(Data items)
****************

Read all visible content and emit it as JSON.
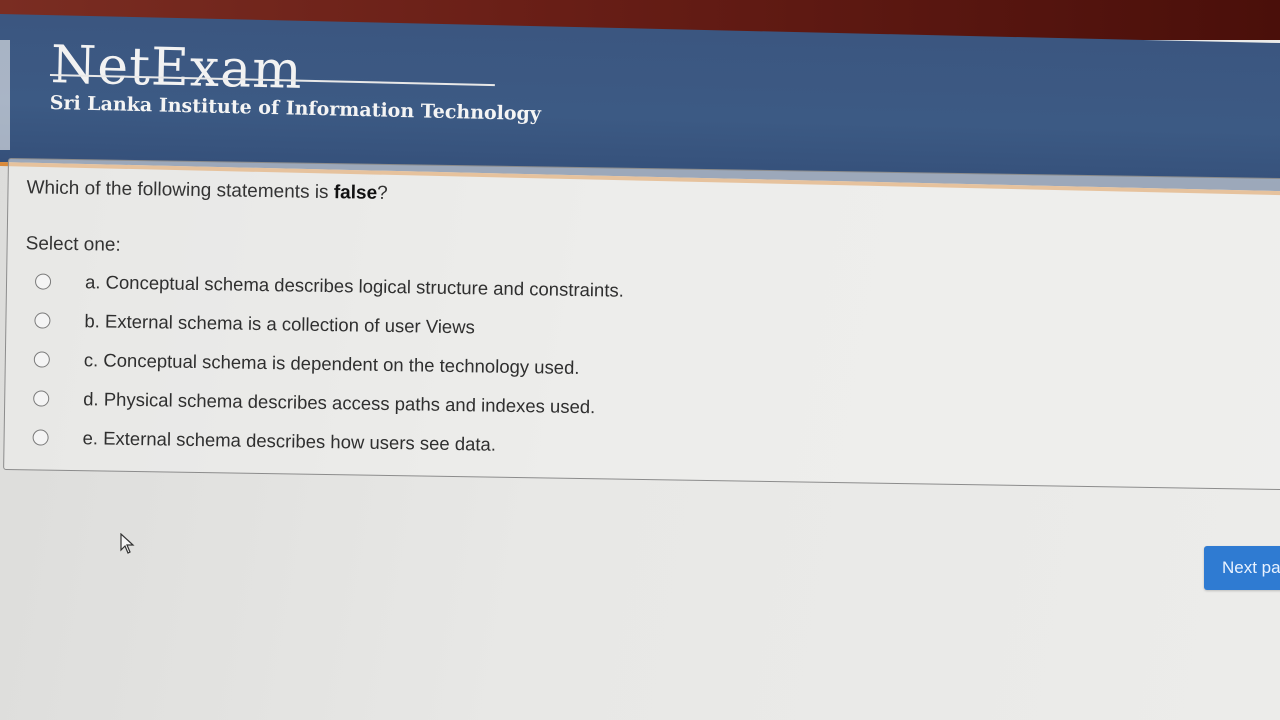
{
  "header": {
    "logo": "NetExam",
    "institute": "Sri Lanka Institute of Information Technology"
  },
  "question": {
    "prefix": "Which of the following statements is ",
    "emphasis": "false",
    "suffix": "?",
    "select_label": "Select one:",
    "options": [
      {
        "label": "a. Conceptual schema describes logical structure and constraints.",
        "selected": false
      },
      {
        "label": "b. External schema is a collection of user Views",
        "selected": false
      },
      {
        "label": "c. Conceptual schema is dependent on the technology used.",
        "selected": false
      },
      {
        "label": "d. Physical schema describes access paths and indexes used.",
        "selected": false
      },
      {
        "label": "e. External schema describes how users see data.",
        "selected": false
      }
    ]
  },
  "navigation": {
    "next_label": "Next page"
  },
  "colors": {
    "header_bg": "#3c5a84",
    "accent_stripe": "#d98a3a",
    "button_bg": "#2f7bd2"
  }
}
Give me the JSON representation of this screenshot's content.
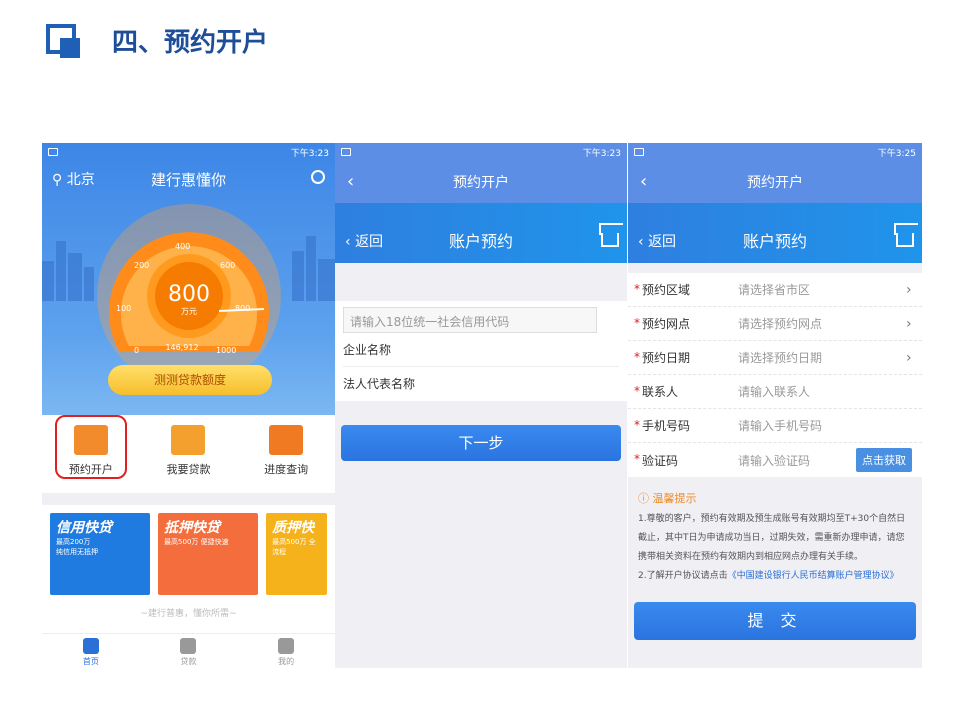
{
  "slide": {
    "title": "四、预约开户"
  },
  "status": {
    "time1": "下午3:23",
    "time2": "下午3:23",
    "time3": "下午3:25",
    "icons": "IDI ⁴ᴳ.ıll ⁴ᴳ.ıll ▭ ✔"
  },
  "home": {
    "location": "北京",
    "app_title": "建行惠懂你",
    "gauge": {
      "value": "800",
      "unit": "万元",
      "sub": "146,912",
      "ticks": [
        "0",
        "100",
        "200",
        "400",
        "600",
        "800",
        "1000"
      ]
    },
    "calc_button": "测测贷款额度",
    "menu": [
      {
        "label": "预约开户"
      },
      {
        "label": "我要贷款"
      },
      {
        "label": "进度查询"
      }
    ],
    "banners": [
      {
        "title": "信用快贷",
        "line1": "最高200万",
        "line2": "纯信用无抵押"
      },
      {
        "title": "抵押快贷",
        "line1": "最高500万 便捷快速",
        "line2": ""
      },
      {
        "title": "质押快",
        "line1": "最高500万 全流程",
        "line2": ""
      }
    ],
    "slogan": "~建行普惠，懂你所需~",
    "tabs": [
      {
        "label": "首页"
      },
      {
        "label": "贷款"
      },
      {
        "label": "我的"
      }
    ]
  },
  "p2": {
    "top_title": "预约开户",
    "back_label": "返回",
    "sub_title": "账户预约",
    "code_placeholder": "请输入18位统一社会信用代码",
    "row1": "企业名称",
    "row2": "法人代表名称",
    "next": "下一步"
  },
  "p3": {
    "top_title": "预约开户",
    "back_label": "返回",
    "sub_title": "账户预约",
    "rows": [
      {
        "label": "预约区域",
        "value": "请选择省市区"
      },
      {
        "label": "预约网点",
        "value": "请选择预约网点"
      },
      {
        "label": "预约日期",
        "value": "请选择预约日期"
      },
      {
        "label": "联系人",
        "value": "请输入联系人"
      },
      {
        "label": "手机号码",
        "value": "请输入手机号码"
      },
      {
        "label": "验证码",
        "value": "请输入验证码"
      }
    ],
    "get_code": "点击获取",
    "tips_title": "温馨提示",
    "tip1": "1.尊敬的客户，预约有效期及预生成账号有效期均至T+30个自然日截止，其中T日为申请成功当日，过期失效，需重新办理申请，请您携带相关资料在预约有效期内到相应网点办理有关手续。",
    "tip2_prefix": "2.了解开户协议请点击",
    "tip2_link": "《中国建设银行人民币结算账户管理协议》",
    "submit": "提 交"
  }
}
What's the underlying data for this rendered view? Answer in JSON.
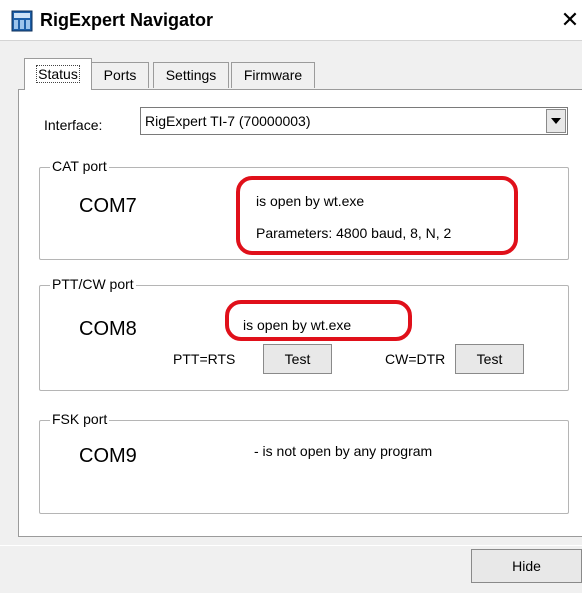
{
  "window": {
    "title": "RigExpert Navigator"
  },
  "tabs": [
    {
      "label": "Status"
    },
    {
      "label": "Ports"
    },
    {
      "label": "Settings"
    },
    {
      "label": "Firmware"
    }
  ],
  "status": {
    "interface_label": "Interface:",
    "interface_value": "RigExpert TI-7 (70000003)",
    "cat": {
      "legend": "CAT port",
      "com": "COM7",
      "state": "is open by wt.exe",
      "params": "Parameters: 4800 baud, 8, N, 2"
    },
    "ptt": {
      "legend": "PTT/CW port",
      "com": "COM8",
      "state": "is open by wt.exe",
      "ptt_label": "PTT=RTS",
      "cw_label": "CW=DTR",
      "test_label": "Test"
    },
    "fsk": {
      "legend": "FSK port",
      "com": "COM9",
      "state": "- is not open by any program"
    }
  },
  "footer": {
    "hide_label": "Hide"
  },
  "colors": {
    "highlight": "#e0101a",
    "panel": "#ffffff",
    "window_bg": "#f0f0f0"
  }
}
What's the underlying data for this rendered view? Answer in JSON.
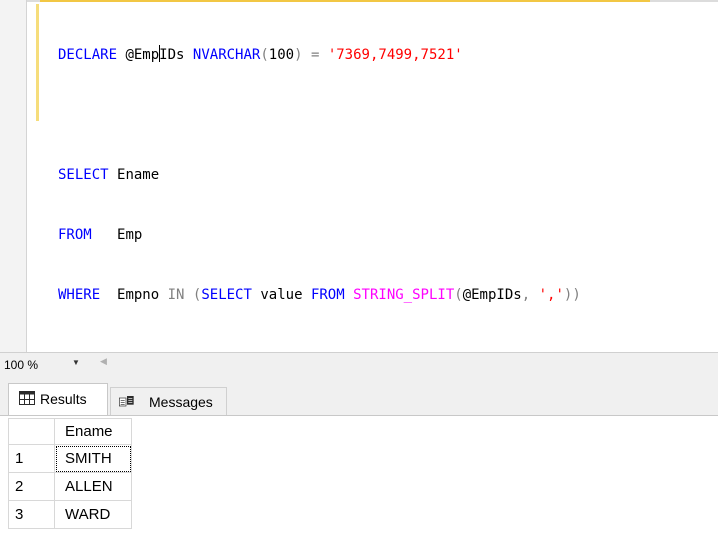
{
  "editor": {
    "line1": {
      "kw": "DECLARE",
      "var_a": "@Emp",
      "var_b": "IDs",
      "type": "NVARCHAR",
      "p_open": "(",
      "size": "100",
      "p_close": ")",
      "eq": "=",
      "literal": "'7369,7499,7521'"
    },
    "line3": {
      "kw": "SELECT",
      "col": "Ename"
    },
    "line4": {
      "kw": "FROM",
      "table": "Emp"
    },
    "line5": {
      "kw": "WHERE",
      "col": "Empno",
      "in": "IN",
      "p1": "(",
      "select": "SELECT",
      "value": "value",
      "from": "FROM",
      "fn": "STRING_SPLIT",
      "p2": "(",
      "var": "@EmpIDs",
      "comma": ",",
      "sep": "','",
      "p3": ")",
      "p4": ")"
    }
  },
  "zoom": {
    "value": "100 %"
  },
  "tabs": {
    "results": "Results",
    "messages": "Messages"
  },
  "grid": {
    "header": "Ename",
    "rows": [
      {
        "num": "1",
        "ename": "SMITH"
      },
      {
        "num": "2",
        "ename": "ALLEN"
      },
      {
        "num": "3",
        "ename": "WARD"
      }
    ]
  }
}
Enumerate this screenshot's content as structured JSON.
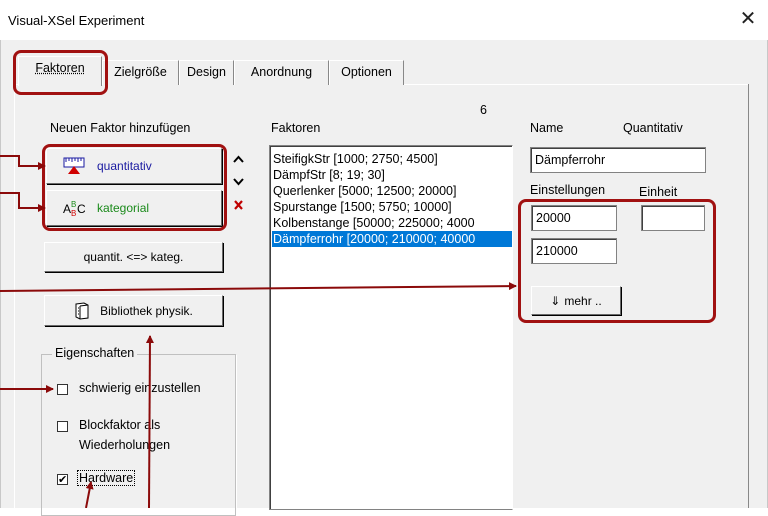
{
  "window": {
    "title": "Visual-XSel  Experiment",
    "close_glyph": "✕"
  },
  "tabs": [
    {
      "label": "Faktoren",
      "active": true
    },
    {
      "label": "Zielgröße",
      "active": false
    },
    {
      "label": "Design",
      "active": false
    },
    {
      "label": "Anordnung",
      "active": false
    },
    {
      "label": "Optionen",
      "active": false
    }
  ],
  "add_factor": {
    "heading": "Neuen Faktor hinzufügen",
    "quantitative_label": "quantitativ",
    "categorical_label": "kategorial",
    "convert_label": "quantit. <=> kateg.",
    "library_label": "Bibliothek physik."
  },
  "factor_list": {
    "count": "6",
    "heading": "Faktoren",
    "items": [
      "SteifigkStr [1000; 2750; 4500]",
      "DämpfStr [8; 19; 30]",
      "Querlenker [5000; 12500; 20000]",
      "Spurstange [1500; 5750; 10000]",
      "Kolbenstange [50000; 225000; 4000",
      "Dämpferrohr [20000; 210000; 40000"
    ],
    "selected_index": 5
  },
  "details": {
    "name_heading": "Name",
    "quantitative_heading": "Quantitativ",
    "name_value": "Dämpferrohr",
    "settings_heading": "Einstellungen",
    "unit_heading": "Einheit",
    "setting_1": "20000",
    "setting_2": "210000",
    "unit_value": "",
    "more_label": "mehr ..",
    "more_glyph": "⇓"
  },
  "properties": {
    "heading": "Eigenschaften",
    "difficult_label": "schwierig einzustellen",
    "difficult_checked": false,
    "block_label_1": "Blockfaktor als",
    "block_label_2": "Wiederholungen",
    "block_checked": false,
    "hardware_label": "Hardware",
    "hardware_checked": true,
    "check_mark": "✔"
  },
  "colors": {
    "accent_red": "#a11111",
    "selection_blue": "#0078d7",
    "quant_label": "#1a1aa0",
    "categ_label": "#1a8a1a"
  }
}
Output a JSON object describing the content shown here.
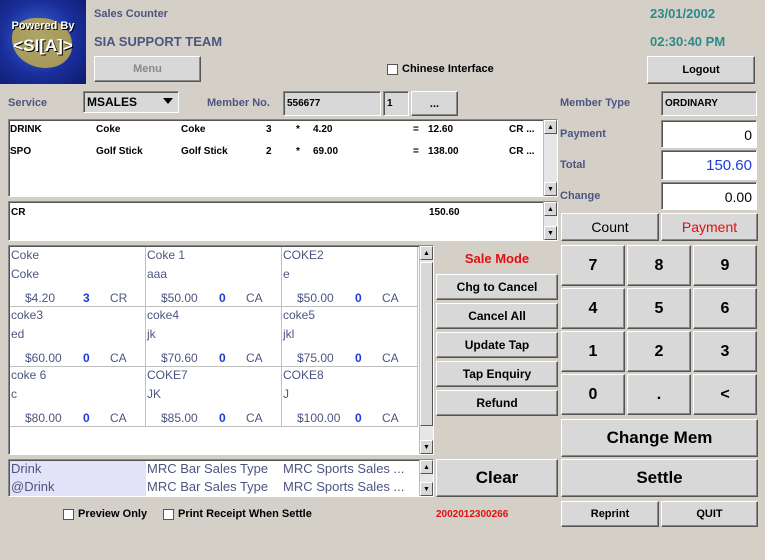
{
  "header": {
    "logo_line1": "Powered By",
    "logo_line2": "<SI[A]>",
    "app_title": "Sales Counter",
    "team": "SIA SUPPORT TEAM",
    "date": "23/01/2002",
    "time": "02:30:40 PM",
    "menu_label": "Menu",
    "chinese_label": "Chinese Interface",
    "logout_label": "Logout"
  },
  "form": {
    "service_label": "Service",
    "service_value": "MSALES",
    "member_label": "Member No.",
    "member_value": "556677",
    "member_seq": "1",
    "ellipsis": "...",
    "member_type_label": "Member Type",
    "member_type_value": "ORDINARY"
  },
  "lines": [
    {
      "cat": "DRINK",
      "item": "Coke",
      "desc": "Coke",
      "qty": "3",
      "x": "*",
      "price": "4.20",
      "eq": "=",
      "amount": "12.60",
      "type": "CR ..."
    },
    {
      "cat": "SPO",
      "item": "Golf Stick",
      "desc": "Golf Stick",
      "qty": "2",
      "x": "*",
      "price": "69.00",
      "eq": "=",
      "amount": "138.00",
      "type": "CR ..."
    }
  ],
  "summary_line": {
    "type": "CR",
    "amount": "150.60"
  },
  "totals": {
    "payment_label": "Payment",
    "payment_value": "0",
    "total_label": "Total",
    "total_value": "150.60",
    "change_label": "Change",
    "change_value": "0.00"
  },
  "tabs": {
    "count": "Count",
    "payment": "Payment"
  },
  "products": [
    {
      "name": "Coke",
      "desc": "Coke",
      "price": "$4.20",
      "qty": "3",
      "type": "CR"
    },
    {
      "name": "Coke 1",
      "desc": "aaa",
      "price": "$50.00",
      "qty": "0",
      "type": "CA"
    },
    {
      "name": "COKE2",
      "desc": "e",
      "price": "$50.00",
      "qty": "0",
      "type": "CA"
    },
    {
      "name": "coke3",
      "desc": "ed",
      "price": "$60.00",
      "qty": "0",
      "type": "CA"
    },
    {
      "name": "coke4",
      "desc": "jk",
      "price": "$70.60",
      "qty": "0",
      "type": "CA"
    },
    {
      "name": "coke5",
      "desc": "jkl",
      "price": "$75.00",
      "qty": "0",
      "type": "CA"
    },
    {
      "name": "coke 6",
      "desc": "c",
      "price": "$80.00",
      "qty": "0",
      "type": "CA"
    },
    {
      "name": "COKE7",
      "desc": "JK",
      "price": "$85.00",
      "qty": "0",
      "type": "CA"
    },
    {
      "name": "COKE8",
      "desc": "J",
      "price": "$100.00",
      "qty": "0",
      "type": "CA"
    }
  ],
  "actions": {
    "sale_mode": "Sale Mode",
    "chg_cancel": "Chg to Cancel",
    "cancel_all": "Cancel All",
    "update_tap": "Update Tap",
    "tap_enquiry": "Tap Enquiry",
    "refund": "Refund",
    "clear": "Clear"
  },
  "keypad": [
    "7",
    "8",
    "9",
    "4",
    "5",
    "6",
    "1",
    "2",
    "3",
    "0",
    ".",
    "<"
  ],
  "big_buttons": {
    "change_mem": "Change Mem",
    "settle": "Settle",
    "reprint": "Reprint",
    "quit": "QUIT"
  },
  "categories": [
    {
      "a": "Drink",
      "b": "MRC Bar Sales Type",
      "c": "MRC Sports Sales ..."
    },
    {
      "a": "@Drink",
      "b": "MRC Bar Sales Type",
      "c": "MRC Sports Sales ..."
    }
  ],
  "footer": {
    "preview_label": "Preview Only",
    "print_label": "Print Receipt When Settle",
    "receipt_no": "2002012300266"
  },
  "colors": {
    "accent_red": "#e01010",
    "value_blue": "#1e3cd2",
    "label": "#4d5580",
    "teal": "#2b8a8a"
  }
}
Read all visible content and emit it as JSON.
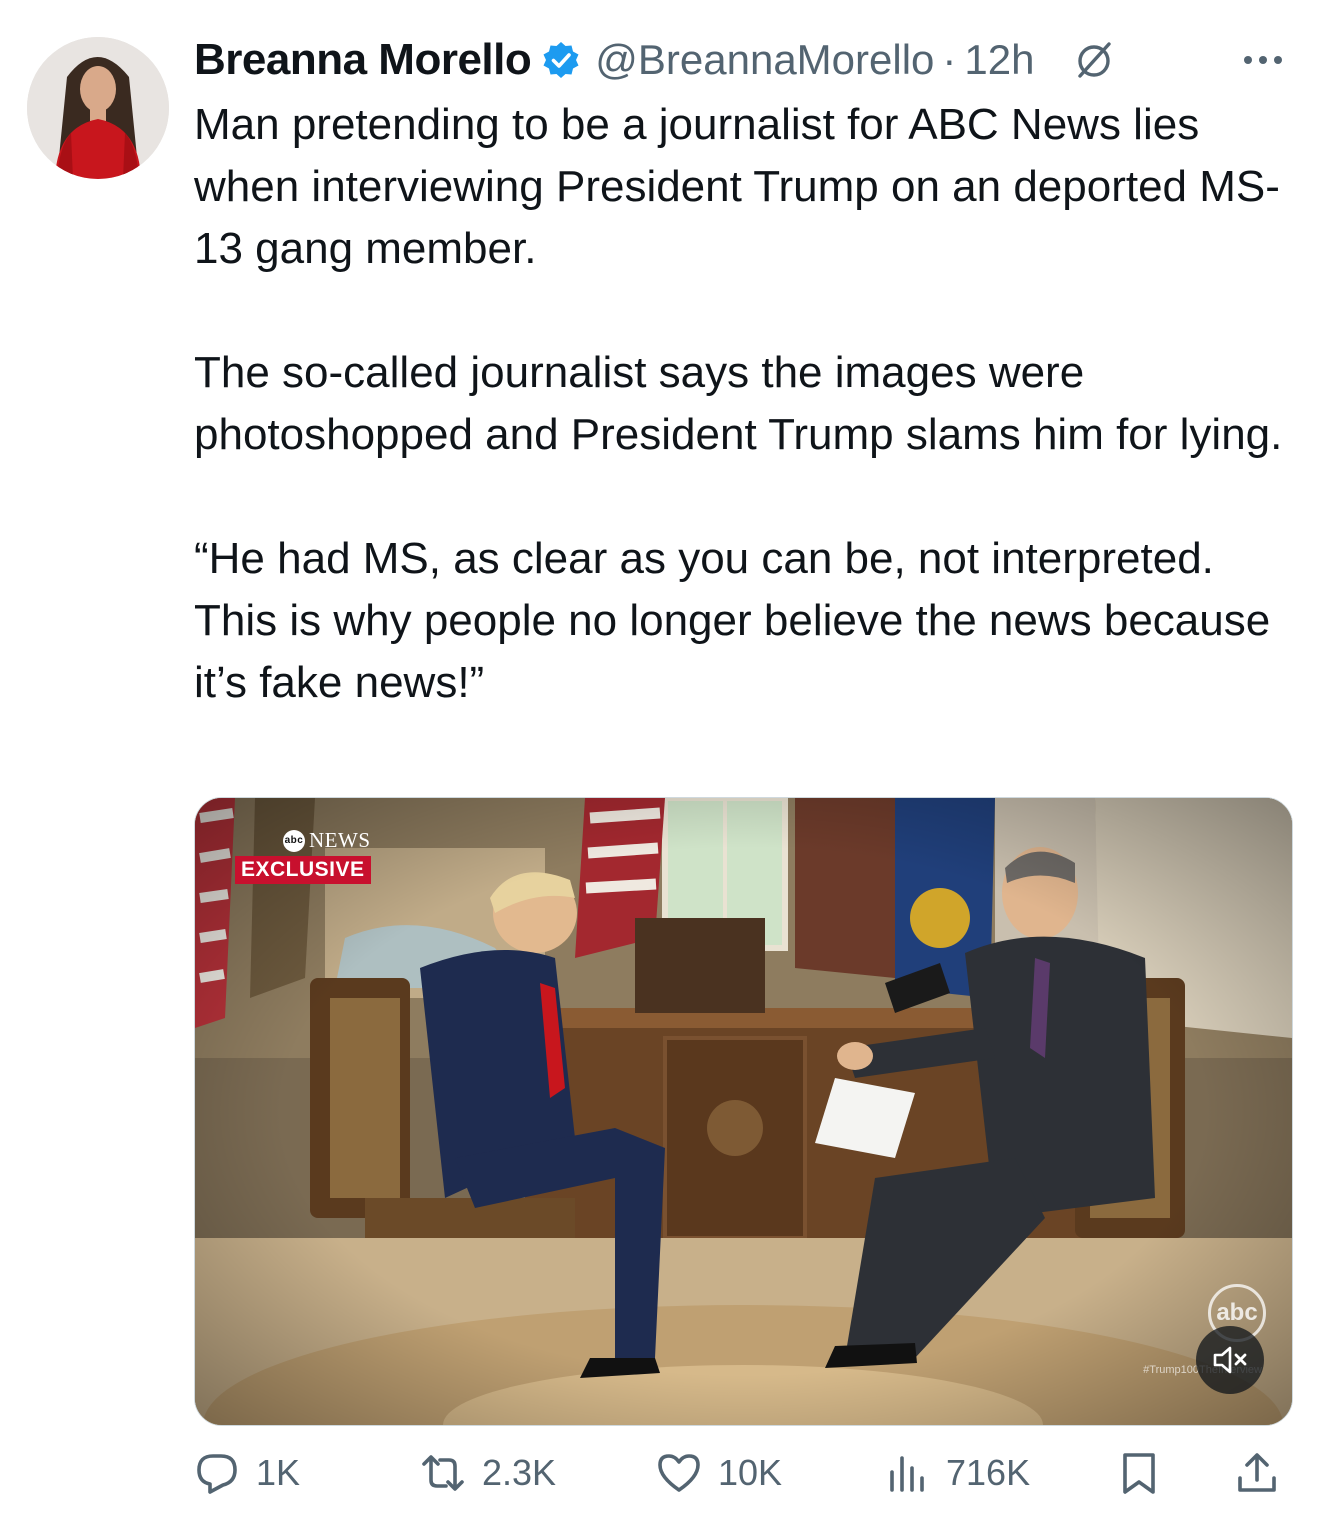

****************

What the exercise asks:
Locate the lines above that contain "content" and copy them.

Result:
Read all visible content and emit it as JSON.
Give me the JSON representation of this screenshot's content.
Enumerate this screenshot's content as structured JSON.
Output a JSON object describing the content shown here.
Read all visible content and emit it as JSON.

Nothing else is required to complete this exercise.